- **Required work**: Only lines containing the string "background" belong in the answer; copy all of them from the entries.

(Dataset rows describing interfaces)
################

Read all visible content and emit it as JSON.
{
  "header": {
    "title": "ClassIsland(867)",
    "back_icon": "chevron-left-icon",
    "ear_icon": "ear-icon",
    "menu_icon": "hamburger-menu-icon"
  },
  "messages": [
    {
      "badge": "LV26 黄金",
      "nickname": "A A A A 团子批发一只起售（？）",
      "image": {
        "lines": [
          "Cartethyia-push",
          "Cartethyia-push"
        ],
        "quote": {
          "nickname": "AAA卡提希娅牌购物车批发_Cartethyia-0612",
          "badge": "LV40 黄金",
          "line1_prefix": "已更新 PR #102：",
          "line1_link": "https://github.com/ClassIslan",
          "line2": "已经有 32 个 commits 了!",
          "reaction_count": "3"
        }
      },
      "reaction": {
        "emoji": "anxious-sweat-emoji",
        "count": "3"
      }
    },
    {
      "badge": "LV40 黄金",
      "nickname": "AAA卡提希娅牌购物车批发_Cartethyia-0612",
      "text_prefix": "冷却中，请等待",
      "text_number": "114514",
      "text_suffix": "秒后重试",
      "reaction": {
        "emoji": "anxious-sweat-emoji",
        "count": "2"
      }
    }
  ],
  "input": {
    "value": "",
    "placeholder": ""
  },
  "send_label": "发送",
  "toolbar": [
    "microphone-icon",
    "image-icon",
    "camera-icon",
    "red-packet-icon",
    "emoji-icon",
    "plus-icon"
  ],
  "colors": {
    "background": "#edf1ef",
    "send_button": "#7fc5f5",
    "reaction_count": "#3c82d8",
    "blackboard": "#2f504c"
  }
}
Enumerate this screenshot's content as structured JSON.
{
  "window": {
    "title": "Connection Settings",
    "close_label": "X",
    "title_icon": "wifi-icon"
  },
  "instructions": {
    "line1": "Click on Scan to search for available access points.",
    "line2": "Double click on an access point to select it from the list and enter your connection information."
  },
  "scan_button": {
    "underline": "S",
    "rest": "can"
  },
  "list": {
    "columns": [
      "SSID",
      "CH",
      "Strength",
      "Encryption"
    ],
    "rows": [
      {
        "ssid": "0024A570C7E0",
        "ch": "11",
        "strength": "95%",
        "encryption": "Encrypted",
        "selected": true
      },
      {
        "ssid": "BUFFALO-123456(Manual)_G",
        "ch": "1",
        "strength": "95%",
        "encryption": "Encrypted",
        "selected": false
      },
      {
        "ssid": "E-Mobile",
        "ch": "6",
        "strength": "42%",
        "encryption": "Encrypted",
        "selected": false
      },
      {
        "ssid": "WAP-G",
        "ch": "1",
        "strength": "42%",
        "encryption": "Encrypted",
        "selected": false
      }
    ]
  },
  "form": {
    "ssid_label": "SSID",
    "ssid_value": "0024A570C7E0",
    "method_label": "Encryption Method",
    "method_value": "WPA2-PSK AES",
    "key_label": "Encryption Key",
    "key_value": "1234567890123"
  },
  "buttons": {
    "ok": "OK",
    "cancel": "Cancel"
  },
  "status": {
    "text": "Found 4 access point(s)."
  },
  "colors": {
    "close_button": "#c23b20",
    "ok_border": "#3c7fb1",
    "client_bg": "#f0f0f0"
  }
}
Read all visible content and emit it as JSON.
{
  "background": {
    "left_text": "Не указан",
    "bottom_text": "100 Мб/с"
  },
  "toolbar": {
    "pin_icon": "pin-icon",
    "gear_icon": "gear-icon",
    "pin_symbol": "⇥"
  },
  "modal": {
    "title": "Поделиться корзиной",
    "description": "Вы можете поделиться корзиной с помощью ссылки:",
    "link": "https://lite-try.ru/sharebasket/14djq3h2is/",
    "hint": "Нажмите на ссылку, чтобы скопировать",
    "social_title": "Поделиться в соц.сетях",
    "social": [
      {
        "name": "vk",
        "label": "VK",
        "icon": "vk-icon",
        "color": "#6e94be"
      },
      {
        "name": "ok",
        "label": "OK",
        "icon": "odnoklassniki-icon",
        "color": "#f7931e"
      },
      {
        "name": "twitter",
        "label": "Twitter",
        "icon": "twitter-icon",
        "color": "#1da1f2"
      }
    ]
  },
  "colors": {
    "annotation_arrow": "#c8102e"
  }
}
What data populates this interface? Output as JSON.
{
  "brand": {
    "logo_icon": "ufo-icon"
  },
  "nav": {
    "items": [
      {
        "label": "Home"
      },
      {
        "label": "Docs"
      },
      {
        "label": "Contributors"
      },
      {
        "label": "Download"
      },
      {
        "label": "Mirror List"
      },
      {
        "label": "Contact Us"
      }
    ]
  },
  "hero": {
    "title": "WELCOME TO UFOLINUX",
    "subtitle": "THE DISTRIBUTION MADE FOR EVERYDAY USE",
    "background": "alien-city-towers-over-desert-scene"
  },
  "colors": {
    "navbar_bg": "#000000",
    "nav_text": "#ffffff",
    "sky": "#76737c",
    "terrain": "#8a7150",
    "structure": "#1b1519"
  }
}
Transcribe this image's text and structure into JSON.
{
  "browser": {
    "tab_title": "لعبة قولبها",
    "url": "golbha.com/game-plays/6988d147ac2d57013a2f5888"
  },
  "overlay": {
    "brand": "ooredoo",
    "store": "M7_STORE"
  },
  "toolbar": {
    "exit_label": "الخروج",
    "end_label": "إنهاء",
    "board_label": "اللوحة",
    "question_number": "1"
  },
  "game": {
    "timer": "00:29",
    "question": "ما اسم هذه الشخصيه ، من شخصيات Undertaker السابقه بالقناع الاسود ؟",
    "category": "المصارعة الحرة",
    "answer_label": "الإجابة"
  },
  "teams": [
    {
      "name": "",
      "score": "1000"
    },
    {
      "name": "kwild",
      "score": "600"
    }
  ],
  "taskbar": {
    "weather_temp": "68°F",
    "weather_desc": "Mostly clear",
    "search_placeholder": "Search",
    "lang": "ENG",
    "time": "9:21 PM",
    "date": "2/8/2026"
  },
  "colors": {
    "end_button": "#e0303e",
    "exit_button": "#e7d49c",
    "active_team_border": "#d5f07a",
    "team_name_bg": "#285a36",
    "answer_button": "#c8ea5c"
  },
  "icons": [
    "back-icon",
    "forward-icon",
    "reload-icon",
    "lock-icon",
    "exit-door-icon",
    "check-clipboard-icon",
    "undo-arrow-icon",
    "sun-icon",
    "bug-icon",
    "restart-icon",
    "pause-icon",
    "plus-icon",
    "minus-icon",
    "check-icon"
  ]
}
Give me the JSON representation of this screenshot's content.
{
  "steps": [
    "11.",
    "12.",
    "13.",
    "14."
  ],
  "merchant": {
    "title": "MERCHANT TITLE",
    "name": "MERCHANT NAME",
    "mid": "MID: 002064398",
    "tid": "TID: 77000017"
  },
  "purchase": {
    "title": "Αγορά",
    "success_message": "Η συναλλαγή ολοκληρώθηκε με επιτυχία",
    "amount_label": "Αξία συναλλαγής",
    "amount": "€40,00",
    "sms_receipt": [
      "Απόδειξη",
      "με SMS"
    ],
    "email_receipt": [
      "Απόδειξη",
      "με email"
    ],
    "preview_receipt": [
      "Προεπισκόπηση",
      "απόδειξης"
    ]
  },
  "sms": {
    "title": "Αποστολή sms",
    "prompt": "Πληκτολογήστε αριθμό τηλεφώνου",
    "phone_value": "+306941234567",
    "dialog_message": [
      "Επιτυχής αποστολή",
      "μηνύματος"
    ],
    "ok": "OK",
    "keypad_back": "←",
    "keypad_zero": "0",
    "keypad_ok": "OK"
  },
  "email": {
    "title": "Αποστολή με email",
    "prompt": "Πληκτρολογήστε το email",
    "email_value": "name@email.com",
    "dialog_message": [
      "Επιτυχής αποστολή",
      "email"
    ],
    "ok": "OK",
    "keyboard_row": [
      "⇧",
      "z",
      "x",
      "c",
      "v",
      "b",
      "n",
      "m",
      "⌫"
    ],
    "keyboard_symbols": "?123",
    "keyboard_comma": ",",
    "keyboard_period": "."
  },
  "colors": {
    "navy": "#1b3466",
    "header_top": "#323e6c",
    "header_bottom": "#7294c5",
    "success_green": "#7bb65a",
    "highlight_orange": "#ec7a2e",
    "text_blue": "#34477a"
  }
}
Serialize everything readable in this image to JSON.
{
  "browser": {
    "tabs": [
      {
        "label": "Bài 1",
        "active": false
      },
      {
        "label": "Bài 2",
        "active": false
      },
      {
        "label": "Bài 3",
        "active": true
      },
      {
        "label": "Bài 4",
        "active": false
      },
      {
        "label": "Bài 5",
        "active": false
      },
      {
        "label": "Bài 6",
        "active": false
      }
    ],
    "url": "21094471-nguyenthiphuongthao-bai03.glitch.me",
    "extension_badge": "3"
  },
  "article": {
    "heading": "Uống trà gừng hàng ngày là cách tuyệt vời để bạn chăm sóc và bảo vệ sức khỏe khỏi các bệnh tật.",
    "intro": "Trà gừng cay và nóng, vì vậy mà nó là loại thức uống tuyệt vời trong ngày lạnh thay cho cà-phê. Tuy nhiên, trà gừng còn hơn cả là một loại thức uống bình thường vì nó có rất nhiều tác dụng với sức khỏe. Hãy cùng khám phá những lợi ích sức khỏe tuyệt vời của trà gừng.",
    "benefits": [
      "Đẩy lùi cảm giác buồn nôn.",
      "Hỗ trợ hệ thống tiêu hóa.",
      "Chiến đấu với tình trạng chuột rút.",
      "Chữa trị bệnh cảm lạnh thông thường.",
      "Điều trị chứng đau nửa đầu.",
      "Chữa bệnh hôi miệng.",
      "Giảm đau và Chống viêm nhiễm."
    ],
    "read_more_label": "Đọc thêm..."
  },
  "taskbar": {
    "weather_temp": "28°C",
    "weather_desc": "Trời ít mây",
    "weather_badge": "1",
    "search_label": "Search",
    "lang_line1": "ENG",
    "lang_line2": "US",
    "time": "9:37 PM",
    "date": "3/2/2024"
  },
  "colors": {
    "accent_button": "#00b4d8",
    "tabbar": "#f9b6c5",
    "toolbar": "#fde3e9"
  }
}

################

- **Answer to the problem**:
    "background": "#edf1ef",
  "background": {
    "background": "alien-city-towers-over-desert-scene"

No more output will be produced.